This paper considers key questions concerning computer-based language-learning environments.
Using evidence from current literature, it discusses the main characteristics of such environments including
human, technical and physical resources, communicative structures, information management, and cultural contexts.
It then uses data from an investigation of the universities of Cambridge, Toronto and Ulster to assess the
pedagogical effectiveness of the computer-based environments currently in operation in these three
It considers, in particular, the integrative role that computer-based language learning environments
seem to provide. Although each institution has integrated computer technology into language teaching and learning
in different ways, a key element of each environment has been the establishment of a common computer-mediated
infrastructure, enabling effective information dissemination, resource distribution, communication and
teaching and learning. No single common infrastructure would be suitable in all three, however, in each case,
it was found that the environments created were valuable, especially in integrating elements of the teaching
and learning process that would normally have remained apart.
In concluding that the creation of a computer-based
language learning environment in the present climate is beneficial, it was noted that adequate technical
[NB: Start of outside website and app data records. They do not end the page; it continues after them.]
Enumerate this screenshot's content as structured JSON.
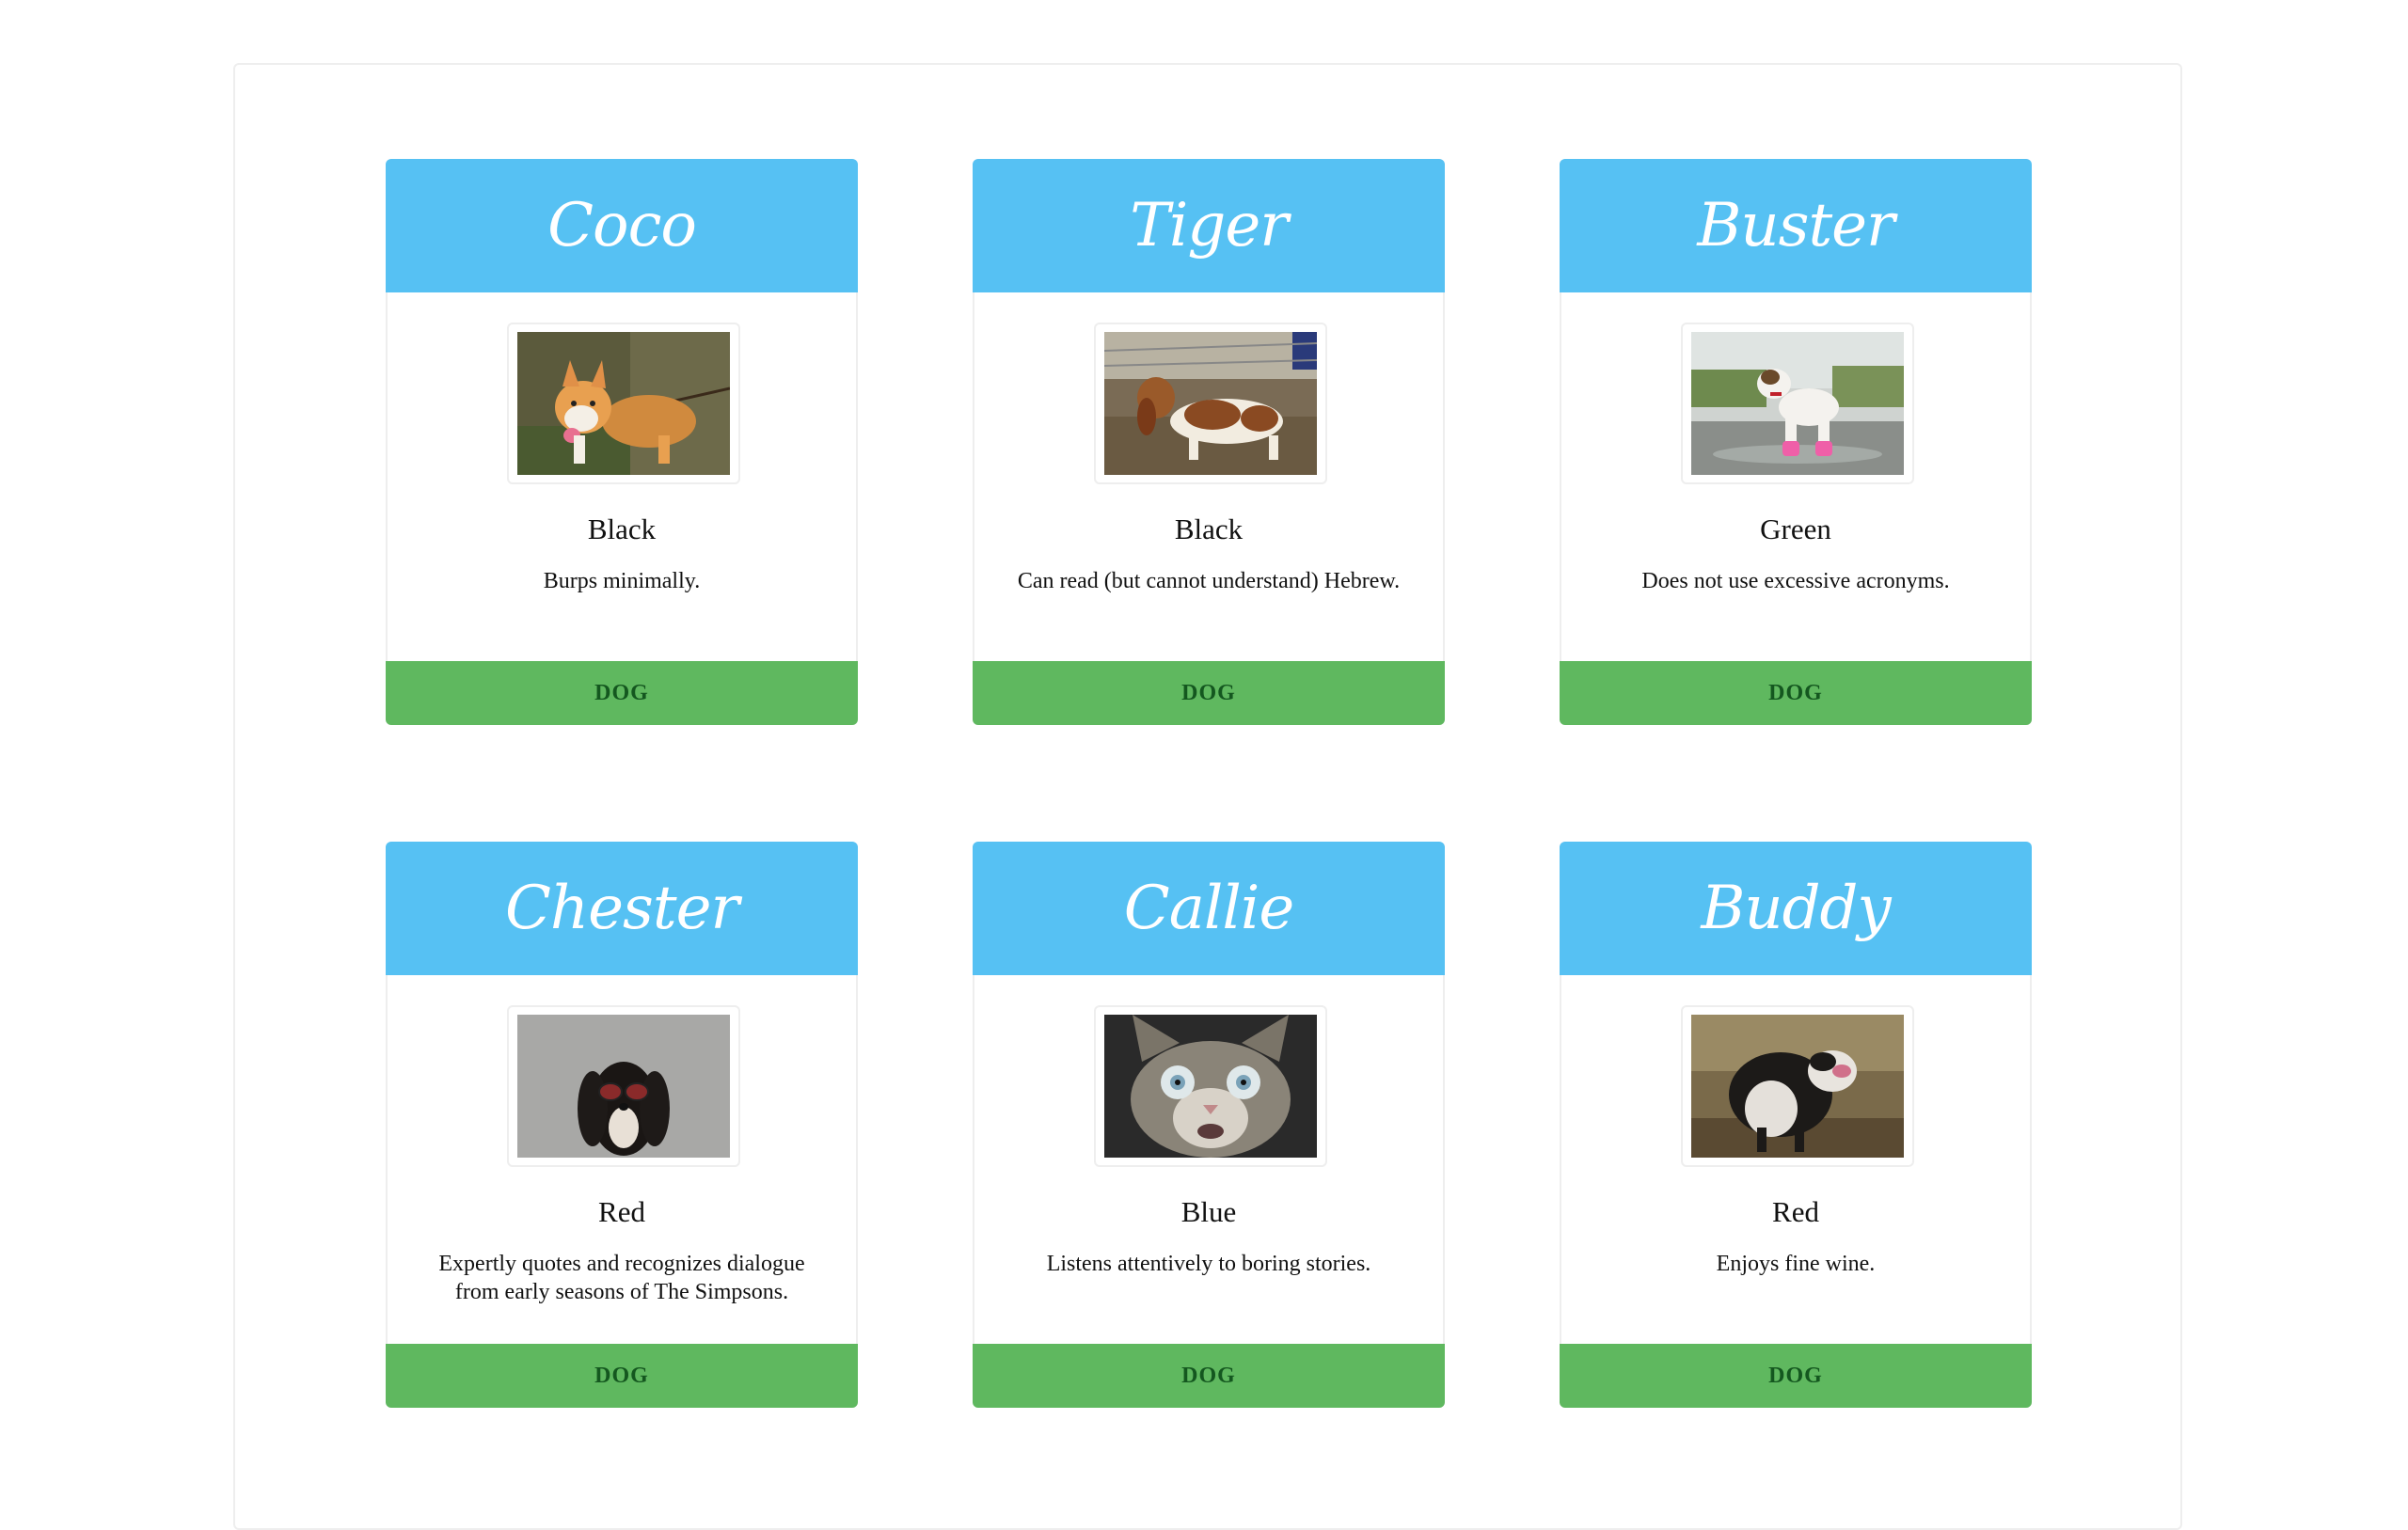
{
  "pets": [
    {
      "name": "Coco",
      "color": "Black",
      "description": "Burps minimally.",
      "type": "DOG",
      "photo": "corgi-on-leash"
    },
    {
      "name": "Tiger",
      "color": "Black",
      "description": "Can read (but cannot understand) Hebrew.",
      "type": "DOG",
      "photo": "basset-hound"
    },
    {
      "name": "Buster",
      "color": "Green",
      "description": "Does not use excessive acronyms.",
      "type": "DOG",
      "photo": "terrier-pink-boots"
    },
    {
      "name": "Chester",
      "color": "Red",
      "description": "Expertly quotes and recognizes dialogue from early seasons of The Simpsons.",
      "type": "DOG",
      "photo": "spaniel-sunglasses"
    },
    {
      "name": "Callie",
      "color": "Blue",
      "description": "Listens attentively to boring stories.",
      "type": "DOG",
      "photo": "startled-tabby-cat"
    },
    {
      "name": "Buddy",
      "color": "Red",
      "description": "Enjoys fine wine.",
      "type": "DOG",
      "photo": "wet-dog-shaking"
    }
  ],
  "colors": {
    "header": "#56c1f3",
    "footer": "#5fb85f",
    "footer_text": "#14571f",
    "border": "#eeeeee"
  }
}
resources and a management that is keen to integrate computer technology into all aspects of university life
is a key factor in their success.